Our experience of chance arises from our limitations—fundamental or otherwise—in being able to determine the outcome of a situation. God, though, does not share our limitations. He can have perfect knowledge without having to measure things. His reasoning capacity is not limited like ours. He has an existence that is outside of and pre-dates matter, space, and time. He does not have to manipulate individual pieces to construct a whole. While the outcome of an individual photon going through double slits or an individual mutation are unpredictable to us, the sum of millions of photons or the different ecological niches organisms occupy in a given environment do show us regular, predictable behavior. What is God’s experience in interacting with the “chance” that is around us? That is hard to say. All of our speculation is built upon the categories we have developed out of everyday human experience that is vastly different from His. Thus, when we see randomness and chance in the world around us, it is more a reflection of our limited human minds than anything else. But “’my thoughts are not your thoughts, neither are your ways my ways,’ declares the Lord” (6).
Particles and waves. One God in three persons. Chance and design. These seem to be contradictions to human minds that developed reasoning abilities in a macroscopic world inhabited by physical, time-bound beings. But quantum mechanics and scripture provide pointers to a reality that is greater than and in some ways quite different from that of everyday experience. Our minds are finite and shaped profoundly by our life experiences. God is not. Just because we don’t understand something doesn’t make it untrue; sometimes the best we can do is hold fast to the tension between two seemingly contradictory ideas. Chance and design are a part of God’s plan.

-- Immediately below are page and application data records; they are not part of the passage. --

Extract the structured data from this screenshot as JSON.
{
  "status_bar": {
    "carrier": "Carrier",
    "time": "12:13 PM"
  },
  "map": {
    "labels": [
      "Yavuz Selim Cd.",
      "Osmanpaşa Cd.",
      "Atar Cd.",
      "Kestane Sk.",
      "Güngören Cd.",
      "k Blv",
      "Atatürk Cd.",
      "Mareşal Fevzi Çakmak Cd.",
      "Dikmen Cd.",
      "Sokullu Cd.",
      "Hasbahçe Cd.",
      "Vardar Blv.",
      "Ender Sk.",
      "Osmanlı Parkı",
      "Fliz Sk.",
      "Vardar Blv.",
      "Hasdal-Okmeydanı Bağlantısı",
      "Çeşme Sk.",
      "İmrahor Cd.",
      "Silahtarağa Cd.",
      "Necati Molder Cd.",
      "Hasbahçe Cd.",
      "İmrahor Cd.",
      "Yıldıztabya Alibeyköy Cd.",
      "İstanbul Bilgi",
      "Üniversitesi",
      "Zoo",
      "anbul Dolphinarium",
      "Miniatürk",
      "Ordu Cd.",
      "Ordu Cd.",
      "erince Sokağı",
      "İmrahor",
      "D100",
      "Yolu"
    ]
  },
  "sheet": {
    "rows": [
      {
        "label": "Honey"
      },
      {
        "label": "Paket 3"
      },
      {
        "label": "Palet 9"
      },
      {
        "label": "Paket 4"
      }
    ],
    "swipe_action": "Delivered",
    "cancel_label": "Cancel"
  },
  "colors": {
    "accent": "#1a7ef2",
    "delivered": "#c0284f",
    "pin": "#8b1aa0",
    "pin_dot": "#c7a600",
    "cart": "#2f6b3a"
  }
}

(1) National Research Council, How People Learn: Brain, Mind, Experience, and School, John D. Bransford et al, editors. National Academy Press, Washington D.C., 1999.
(2) Olivier Darrigol, A History of Optics: From Greek Antiquity to the Nineteenth Century. Oxford University Press, Oxford, 2012.
(3) Richard S. Westfall, Never at Rest: A Biography of Isaac Newton. Cambridge University Press, Cambridge, 1983.
(4) Abraham Pais, Subtle Is the Lord: The Science and the Life of Albert Einstein. Oxford University Press, Oxford, 2005.
(5) Richard P. Feynman, The Character of Physical Law. M.I.T Press, Boston, 1967.
(6) Isaiah 55:8, New International Version, International Bible Society, 1984.
Scott Bonham is an Associate Professor of Physics at Western Kentucky University. His professional work is in physics education research with a focus on student understanding and skills in scientific communication/argumentation and the history/ philosophy of science, as part of a calling to build connections and understanding between science, education, humanities, culture and faith.